Task to complete:
Print out every line of the material exactly. Include no pictures.
————
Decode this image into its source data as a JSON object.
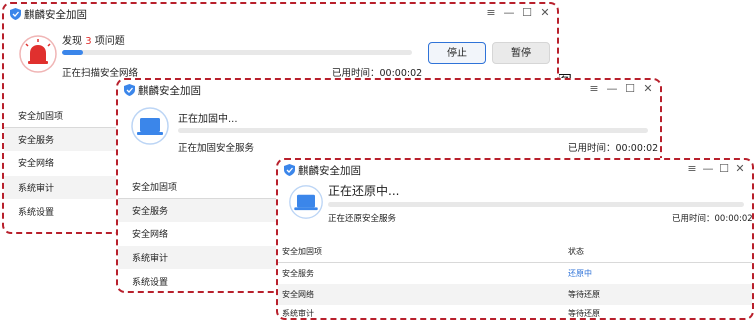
{
  "colors": {
    "accent": "#3b86ea",
    "danger": "#e0302e",
    "border": "#b8202c",
    "status_link": "#2f73d8"
  },
  "window1": {
    "title": "麒麟安全加固",
    "controls": [
      "≡",
      "—",
      "☐",
      "✕"
    ],
    "issue_prefix": "发现",
    "issue_count": "3",
    "issue_suffix": "项问题",
    "progress": 0.06,
    "scanning_text": "正在扫描安全网络",
    "elapsed_label": "已用时间：",
    "elapsed_value": "00:00:02",
    "stop_label": "停止",
    "pause_label": "暂停",
    "list": [
      "安全加固项",
      "安全服务",
      "安全网络",
      "系统审计",
      "系统设置"
    ]
  },
  "window2": {
    "title": "麒麟安全加固",
    "controls": [
      "≡",
      "—",
      "☐",
      "✕"
    ],
    "heading": "正在加固中...",
    "progress": 0.0,
    "status_text": "正在加固安全服务",
    "elapsed_label": "已用时间：",
    "elapsed_value": "00:00:02",
    "list": [
      "安全加固项",
      "安全服务",
      "安全网络",
      "系统审计",
      "系统设置"
    ]
  },
  "window3": {
    "title": "麒麟安全加固",
    "controls": [
      "≡",
      "—",
      "☐",
      "✕"
    ],
    "heading": "正在还原中...",
    "progress": 0.0,
    "status_text": "正在还原安全服务",
    "elapsed_label": "已用时间：",
    "elapsed_value": "00:00:02",
    "table_header": {
      "item": "安全加固项",
      "state": "状态"
    },
    "rows": [
      {
        "item": "安全服务",
        "state": "还原中"
      },
      {
        "item": "安全网络",
        "state": "等待还原"
      },
      {
        "item": "系统审计",
        "state": "等待还原"
      }
    ]
  },
  "stray_glyph": "图"
}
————
Result of the task:
Decode this image into its source data as a JSON object.
{
  "colors": {
    "accent": "#3b86ea",
    "danger": "#e0302e",
    "border": "#b8202c",
    "status_link": "#2f73d8"
  },
  "window1": {
    "title": "麒麟安全加固",
    "controls": [
      "≡",
      "—",
      "☐",
      "✕"
    ],
    "issue_prefix": "发现",
    "issue_count": "3",
    "issue_suffix": "项问题",
    "progress": 0.06,
    "scanning_text": "正在扫描安全网络",
    "elapsed_label": "已用时间：",
    "elapsed_value": "00:00:02",
    "stop_label": "停止",
    "pause_label": "暂停",
    "list": [
      "安全加固项",
      "安全服务",
      "安全网络",
      "系统审计",
      "系统设置"
    ]
  },
  "window2": {
    "title": "麒麟安全加固",
    "controls": [
      "≡",
      "—",
      "☐",
      "✕"
    ],
    "heading": "正在加固中...",
    "progress": 0.0,
    "status_text": "正在加固安全服务",
    "elapsed_label": "已用时间：",
    "elapsed_value": "00:00:02",
    "list": [
      "安全加固项",
      "安全服务",
      "安全网络",
      "系统审计",
      "系统设置"
    ]
  },
  "window3": {
    "title": "麒麟安全加固",
    "controls": [
      "≡",
      "—",
      "☐",
      "✕"
    ],
    "heading": "正在还原中...",
    "progress": 0.0,
    "status_text": "正在还原安全服务",
    "elapsed_label": "已用时间：",
    "elapsed_value": "00:00:02",
    "table_header": {
      "item": "安全加固项",
      "state": "状态"
    },
    "rows": [
      {
        "item": "安全服务",
        "state": "还原中"
      },
      {
        "item": "安全网络",
        "state": "等待还原"
      },
      {
        "item": "系统审计",
        "state": "等待还原"
      }
    ]
  },
  "stray_glyph": "图"
}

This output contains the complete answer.